- Martin Haile, Life of Reginald Pole (New York, 1910)
- Dermot Fenlon, Heresy and Obedience in Tridentine Italy: Cardinal Pole and the Counter Reformation, Cambridge University Press, 2008.
- Cardinal Pole is a major character in the historical novel "The Loyal Servant" by Alison Macleod.
- This article incorporates text from a publication now in the public domain: Gilman, D. C.; Thurston, H. T.; Moore, F., eds. (1905). "article name needed". New International Encyclopedia (1st ed.). New York: Dodd, Mead.
- This article incorporates text from a publication now in the public domain: Herbermann, Charles, ed. (1913). Catholic Encyclopedia. Robert Appleton Company. 
- Fray Bartolome Carranza Y El Cardenal Pole: Un Navarro En La Restauracion Catolica De Inglaterra (1554–1558) by Jose Ignacio Tellechea Idigoras. ISBN 84-235-0066-7 . Hardcover, Diputacion Foral de Navarra, Institucion Principe de Viana, Consejo Superior de Investigaciones Cientificas. 1977.
- "The role of the Venetian Oligarchy" by Webster Tarpley (includes detailed discussion of Pole's activities in Italy)
- "Queen Mary" by Alfred Tennyson, "Enter Cardinal Pole"
- Henry Cole, Cardinal Pole's Vicar General, tries to restore Catholicism at Cambridge University
- Works by or about Reginald Pole in libraries (WorldCat catalog)

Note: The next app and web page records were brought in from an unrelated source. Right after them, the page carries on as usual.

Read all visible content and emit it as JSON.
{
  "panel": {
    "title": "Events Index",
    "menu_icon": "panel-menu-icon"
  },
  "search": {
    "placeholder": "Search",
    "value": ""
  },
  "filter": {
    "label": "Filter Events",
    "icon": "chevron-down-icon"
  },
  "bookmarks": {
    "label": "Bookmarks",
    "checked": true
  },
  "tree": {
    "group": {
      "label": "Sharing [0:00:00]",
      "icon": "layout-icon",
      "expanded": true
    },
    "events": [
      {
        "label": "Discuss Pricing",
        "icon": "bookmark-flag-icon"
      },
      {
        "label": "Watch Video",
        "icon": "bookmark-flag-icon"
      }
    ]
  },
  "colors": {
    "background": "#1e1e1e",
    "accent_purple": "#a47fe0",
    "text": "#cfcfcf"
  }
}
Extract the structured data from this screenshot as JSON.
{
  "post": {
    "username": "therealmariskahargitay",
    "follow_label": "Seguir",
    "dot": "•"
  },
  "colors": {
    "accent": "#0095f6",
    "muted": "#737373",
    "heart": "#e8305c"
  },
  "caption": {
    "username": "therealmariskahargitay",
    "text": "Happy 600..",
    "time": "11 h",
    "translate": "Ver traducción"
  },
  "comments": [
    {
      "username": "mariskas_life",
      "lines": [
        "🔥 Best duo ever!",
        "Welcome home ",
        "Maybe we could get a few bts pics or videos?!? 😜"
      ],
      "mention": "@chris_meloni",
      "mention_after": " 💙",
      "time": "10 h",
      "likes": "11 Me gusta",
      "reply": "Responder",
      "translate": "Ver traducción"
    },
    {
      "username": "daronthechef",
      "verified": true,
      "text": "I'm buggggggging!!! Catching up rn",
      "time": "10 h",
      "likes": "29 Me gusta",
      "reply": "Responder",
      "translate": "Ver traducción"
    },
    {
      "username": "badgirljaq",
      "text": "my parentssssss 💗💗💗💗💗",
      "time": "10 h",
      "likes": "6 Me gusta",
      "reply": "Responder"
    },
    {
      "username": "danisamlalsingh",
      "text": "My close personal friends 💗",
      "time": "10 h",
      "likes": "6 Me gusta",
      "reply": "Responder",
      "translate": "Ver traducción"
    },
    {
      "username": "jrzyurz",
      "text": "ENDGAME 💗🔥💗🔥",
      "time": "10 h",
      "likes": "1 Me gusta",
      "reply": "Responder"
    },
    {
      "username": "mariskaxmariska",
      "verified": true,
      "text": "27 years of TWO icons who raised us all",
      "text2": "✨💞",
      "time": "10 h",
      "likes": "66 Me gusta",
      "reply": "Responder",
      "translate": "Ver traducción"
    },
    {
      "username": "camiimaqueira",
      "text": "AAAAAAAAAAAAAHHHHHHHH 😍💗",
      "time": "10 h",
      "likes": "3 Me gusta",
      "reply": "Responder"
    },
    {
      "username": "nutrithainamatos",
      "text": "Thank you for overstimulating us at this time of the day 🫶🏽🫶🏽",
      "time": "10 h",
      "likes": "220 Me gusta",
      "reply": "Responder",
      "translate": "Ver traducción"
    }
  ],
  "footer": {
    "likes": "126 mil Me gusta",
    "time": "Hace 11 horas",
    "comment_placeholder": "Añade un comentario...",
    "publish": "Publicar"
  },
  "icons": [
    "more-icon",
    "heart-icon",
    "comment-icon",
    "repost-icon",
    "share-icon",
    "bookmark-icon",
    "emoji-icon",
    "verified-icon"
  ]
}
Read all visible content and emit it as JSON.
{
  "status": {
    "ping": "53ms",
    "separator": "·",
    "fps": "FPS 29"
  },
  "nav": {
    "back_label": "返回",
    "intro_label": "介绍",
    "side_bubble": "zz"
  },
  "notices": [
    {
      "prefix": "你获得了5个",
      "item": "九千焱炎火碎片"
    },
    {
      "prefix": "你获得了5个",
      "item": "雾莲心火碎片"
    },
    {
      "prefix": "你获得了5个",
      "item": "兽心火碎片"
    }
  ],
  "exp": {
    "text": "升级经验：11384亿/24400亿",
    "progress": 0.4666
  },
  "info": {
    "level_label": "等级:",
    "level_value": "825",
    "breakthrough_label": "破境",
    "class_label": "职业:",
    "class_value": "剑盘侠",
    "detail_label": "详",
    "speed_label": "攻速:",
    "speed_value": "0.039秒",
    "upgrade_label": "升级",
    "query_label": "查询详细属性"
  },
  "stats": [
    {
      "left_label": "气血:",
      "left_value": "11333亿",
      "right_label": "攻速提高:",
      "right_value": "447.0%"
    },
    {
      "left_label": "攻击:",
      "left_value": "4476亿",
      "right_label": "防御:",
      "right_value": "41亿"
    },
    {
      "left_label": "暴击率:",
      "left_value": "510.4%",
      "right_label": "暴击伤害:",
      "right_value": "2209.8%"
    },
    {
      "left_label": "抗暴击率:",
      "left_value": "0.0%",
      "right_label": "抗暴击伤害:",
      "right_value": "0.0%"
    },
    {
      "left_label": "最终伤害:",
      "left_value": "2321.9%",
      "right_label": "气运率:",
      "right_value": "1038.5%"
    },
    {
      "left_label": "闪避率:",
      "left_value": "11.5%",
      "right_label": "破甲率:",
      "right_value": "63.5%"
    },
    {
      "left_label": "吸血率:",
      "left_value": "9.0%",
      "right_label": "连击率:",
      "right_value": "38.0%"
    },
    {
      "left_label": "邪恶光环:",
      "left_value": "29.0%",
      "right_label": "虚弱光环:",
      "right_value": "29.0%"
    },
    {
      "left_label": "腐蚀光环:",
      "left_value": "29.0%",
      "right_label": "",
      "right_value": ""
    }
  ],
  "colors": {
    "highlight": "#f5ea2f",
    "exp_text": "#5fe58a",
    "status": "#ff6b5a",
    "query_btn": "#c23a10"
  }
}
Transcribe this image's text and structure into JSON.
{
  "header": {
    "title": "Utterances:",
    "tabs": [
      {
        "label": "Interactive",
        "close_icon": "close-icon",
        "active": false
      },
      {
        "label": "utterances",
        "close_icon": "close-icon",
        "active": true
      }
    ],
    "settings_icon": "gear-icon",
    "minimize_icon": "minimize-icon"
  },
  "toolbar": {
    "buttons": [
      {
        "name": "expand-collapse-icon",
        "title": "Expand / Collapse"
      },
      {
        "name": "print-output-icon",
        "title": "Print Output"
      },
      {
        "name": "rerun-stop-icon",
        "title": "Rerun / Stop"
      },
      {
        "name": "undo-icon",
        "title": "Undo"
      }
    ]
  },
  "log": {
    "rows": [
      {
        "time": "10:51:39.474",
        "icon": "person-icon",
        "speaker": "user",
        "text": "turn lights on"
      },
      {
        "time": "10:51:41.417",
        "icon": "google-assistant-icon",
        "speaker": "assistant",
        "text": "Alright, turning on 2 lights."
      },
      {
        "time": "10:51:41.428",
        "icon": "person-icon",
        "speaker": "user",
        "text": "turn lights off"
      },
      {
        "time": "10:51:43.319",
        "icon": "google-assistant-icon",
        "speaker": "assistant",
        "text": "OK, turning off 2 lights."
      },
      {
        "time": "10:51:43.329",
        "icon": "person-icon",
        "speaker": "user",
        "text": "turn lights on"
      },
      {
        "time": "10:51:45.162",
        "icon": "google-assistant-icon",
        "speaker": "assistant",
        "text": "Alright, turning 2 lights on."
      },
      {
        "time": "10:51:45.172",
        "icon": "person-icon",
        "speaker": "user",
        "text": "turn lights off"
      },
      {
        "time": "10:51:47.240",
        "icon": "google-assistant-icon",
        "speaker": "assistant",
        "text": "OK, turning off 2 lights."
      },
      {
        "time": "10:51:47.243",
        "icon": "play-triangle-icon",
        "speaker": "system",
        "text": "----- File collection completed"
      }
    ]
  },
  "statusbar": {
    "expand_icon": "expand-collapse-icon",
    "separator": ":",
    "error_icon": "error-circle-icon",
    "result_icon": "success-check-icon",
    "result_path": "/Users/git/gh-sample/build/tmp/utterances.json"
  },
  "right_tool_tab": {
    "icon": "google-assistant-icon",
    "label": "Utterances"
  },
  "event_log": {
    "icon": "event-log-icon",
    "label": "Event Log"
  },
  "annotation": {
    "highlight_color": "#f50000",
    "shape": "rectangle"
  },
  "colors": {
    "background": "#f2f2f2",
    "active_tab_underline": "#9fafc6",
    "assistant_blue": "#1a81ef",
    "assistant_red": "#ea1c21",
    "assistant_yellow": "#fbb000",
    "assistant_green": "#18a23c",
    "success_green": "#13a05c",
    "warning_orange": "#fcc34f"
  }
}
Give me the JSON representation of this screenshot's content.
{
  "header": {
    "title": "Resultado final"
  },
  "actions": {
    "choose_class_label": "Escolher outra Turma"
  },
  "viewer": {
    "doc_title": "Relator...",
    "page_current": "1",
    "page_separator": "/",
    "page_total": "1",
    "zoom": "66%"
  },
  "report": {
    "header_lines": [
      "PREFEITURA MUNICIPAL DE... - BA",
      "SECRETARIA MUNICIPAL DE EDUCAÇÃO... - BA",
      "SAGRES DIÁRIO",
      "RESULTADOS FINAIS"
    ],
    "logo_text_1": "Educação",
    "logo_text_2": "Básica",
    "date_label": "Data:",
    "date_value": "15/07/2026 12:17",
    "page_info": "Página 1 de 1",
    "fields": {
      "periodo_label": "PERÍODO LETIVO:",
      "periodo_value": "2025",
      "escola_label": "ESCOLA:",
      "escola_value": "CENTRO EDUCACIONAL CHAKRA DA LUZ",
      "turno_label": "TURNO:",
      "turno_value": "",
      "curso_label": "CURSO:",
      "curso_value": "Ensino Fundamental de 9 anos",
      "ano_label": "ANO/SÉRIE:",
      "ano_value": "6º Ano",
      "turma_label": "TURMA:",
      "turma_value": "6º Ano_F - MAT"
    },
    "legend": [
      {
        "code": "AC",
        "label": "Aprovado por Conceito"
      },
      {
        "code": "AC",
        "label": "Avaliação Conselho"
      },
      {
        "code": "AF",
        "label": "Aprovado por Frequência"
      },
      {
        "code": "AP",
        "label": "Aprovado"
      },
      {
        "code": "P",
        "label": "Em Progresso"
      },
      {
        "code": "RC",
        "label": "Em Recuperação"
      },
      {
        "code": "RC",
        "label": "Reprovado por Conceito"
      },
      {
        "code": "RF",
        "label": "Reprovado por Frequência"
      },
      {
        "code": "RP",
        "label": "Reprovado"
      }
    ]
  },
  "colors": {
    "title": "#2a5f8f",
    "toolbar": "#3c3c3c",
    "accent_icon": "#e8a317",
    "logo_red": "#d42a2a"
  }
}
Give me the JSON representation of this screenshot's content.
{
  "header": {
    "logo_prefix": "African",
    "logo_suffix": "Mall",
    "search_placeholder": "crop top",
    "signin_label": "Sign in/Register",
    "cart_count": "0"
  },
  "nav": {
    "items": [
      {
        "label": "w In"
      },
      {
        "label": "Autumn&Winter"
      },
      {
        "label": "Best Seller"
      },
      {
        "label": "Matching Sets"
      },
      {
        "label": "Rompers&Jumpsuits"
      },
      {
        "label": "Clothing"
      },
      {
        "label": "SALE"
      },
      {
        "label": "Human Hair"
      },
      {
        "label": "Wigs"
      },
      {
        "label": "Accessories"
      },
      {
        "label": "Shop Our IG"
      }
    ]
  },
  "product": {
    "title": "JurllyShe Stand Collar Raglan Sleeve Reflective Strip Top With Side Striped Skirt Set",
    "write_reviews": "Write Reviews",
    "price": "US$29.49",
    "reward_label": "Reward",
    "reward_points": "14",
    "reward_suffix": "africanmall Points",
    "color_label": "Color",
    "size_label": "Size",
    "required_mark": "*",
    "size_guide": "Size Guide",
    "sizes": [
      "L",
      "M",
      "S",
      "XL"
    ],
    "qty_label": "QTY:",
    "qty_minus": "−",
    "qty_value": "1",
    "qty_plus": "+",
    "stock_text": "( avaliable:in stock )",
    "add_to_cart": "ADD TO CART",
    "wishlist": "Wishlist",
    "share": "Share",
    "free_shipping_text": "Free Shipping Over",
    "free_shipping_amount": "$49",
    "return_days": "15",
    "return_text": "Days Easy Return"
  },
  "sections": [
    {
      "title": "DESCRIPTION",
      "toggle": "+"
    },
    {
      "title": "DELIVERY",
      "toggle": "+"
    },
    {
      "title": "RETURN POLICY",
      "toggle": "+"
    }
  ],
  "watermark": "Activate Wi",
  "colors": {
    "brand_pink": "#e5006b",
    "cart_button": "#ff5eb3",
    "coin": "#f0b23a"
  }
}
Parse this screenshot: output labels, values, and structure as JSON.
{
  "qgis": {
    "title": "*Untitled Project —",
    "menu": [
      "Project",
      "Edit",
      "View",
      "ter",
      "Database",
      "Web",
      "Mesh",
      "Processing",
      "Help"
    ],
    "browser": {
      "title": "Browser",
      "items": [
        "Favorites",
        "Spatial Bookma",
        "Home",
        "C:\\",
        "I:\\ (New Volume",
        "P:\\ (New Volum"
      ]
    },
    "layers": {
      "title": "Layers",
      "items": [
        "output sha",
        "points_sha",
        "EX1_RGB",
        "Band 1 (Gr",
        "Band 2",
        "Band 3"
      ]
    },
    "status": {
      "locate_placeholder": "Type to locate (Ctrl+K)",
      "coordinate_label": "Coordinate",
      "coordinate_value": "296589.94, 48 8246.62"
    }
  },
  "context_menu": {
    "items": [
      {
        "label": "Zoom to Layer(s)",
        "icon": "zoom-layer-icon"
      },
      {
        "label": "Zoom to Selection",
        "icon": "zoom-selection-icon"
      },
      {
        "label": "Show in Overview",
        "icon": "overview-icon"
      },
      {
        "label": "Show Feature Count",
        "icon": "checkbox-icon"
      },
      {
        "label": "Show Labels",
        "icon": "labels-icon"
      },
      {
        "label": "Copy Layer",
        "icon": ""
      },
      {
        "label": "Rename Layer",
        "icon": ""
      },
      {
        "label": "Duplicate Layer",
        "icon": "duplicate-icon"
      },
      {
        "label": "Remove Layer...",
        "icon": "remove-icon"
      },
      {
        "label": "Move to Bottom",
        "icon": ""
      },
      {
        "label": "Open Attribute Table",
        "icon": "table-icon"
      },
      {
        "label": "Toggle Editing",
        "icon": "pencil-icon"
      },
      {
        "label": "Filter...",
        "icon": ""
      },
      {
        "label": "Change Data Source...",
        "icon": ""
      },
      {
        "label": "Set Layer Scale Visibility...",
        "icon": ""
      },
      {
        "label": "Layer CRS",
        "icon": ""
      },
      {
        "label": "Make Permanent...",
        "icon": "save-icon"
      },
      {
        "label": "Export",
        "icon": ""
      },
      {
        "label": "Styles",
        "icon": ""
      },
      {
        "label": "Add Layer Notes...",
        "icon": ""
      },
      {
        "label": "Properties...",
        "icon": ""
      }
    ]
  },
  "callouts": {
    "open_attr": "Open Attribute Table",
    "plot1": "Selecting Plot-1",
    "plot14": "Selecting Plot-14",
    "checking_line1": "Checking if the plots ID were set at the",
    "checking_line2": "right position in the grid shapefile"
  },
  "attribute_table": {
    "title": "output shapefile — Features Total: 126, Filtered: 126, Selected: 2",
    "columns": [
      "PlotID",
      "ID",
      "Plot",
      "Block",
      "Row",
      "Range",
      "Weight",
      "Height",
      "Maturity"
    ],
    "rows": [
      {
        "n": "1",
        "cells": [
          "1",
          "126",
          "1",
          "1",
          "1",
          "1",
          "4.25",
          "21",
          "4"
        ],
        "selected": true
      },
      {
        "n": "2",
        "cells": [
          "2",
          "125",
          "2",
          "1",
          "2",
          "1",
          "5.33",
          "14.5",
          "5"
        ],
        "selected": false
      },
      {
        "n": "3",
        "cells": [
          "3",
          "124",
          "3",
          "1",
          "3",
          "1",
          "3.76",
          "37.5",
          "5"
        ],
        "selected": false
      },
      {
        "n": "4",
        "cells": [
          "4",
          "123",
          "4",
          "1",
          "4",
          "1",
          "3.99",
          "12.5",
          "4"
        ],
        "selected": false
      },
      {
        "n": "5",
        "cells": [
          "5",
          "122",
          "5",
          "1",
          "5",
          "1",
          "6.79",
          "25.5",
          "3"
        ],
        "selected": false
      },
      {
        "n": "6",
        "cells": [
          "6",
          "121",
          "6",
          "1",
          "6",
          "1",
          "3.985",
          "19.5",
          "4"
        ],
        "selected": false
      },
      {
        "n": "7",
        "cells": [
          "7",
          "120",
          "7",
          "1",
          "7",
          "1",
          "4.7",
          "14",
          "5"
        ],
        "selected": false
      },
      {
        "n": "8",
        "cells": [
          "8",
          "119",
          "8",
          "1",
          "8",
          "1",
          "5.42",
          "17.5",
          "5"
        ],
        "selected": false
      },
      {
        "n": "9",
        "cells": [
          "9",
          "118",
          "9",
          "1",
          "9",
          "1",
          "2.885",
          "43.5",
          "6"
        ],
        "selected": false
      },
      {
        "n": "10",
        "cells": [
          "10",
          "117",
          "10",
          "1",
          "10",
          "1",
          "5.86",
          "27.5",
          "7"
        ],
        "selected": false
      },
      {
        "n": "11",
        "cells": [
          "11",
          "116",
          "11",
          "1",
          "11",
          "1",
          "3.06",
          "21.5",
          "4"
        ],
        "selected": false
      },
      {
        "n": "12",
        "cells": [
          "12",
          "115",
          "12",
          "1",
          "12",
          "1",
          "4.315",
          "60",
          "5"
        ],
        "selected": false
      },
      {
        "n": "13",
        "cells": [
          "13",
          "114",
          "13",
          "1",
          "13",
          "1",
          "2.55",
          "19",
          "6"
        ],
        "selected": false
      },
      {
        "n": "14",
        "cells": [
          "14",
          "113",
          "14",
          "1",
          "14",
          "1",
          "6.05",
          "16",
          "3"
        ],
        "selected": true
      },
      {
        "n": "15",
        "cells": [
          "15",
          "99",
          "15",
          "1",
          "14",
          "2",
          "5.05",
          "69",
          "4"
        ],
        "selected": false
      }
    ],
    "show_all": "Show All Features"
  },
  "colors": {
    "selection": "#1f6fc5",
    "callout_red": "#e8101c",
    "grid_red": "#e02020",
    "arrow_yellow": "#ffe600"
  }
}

- T. F. Mayer, ‘Pole, Reginald (1500–1558)’, Oxford Dictionary of National Biography, Oxford University Press, 2004; online edn, Jan 2008, Reginald Pole.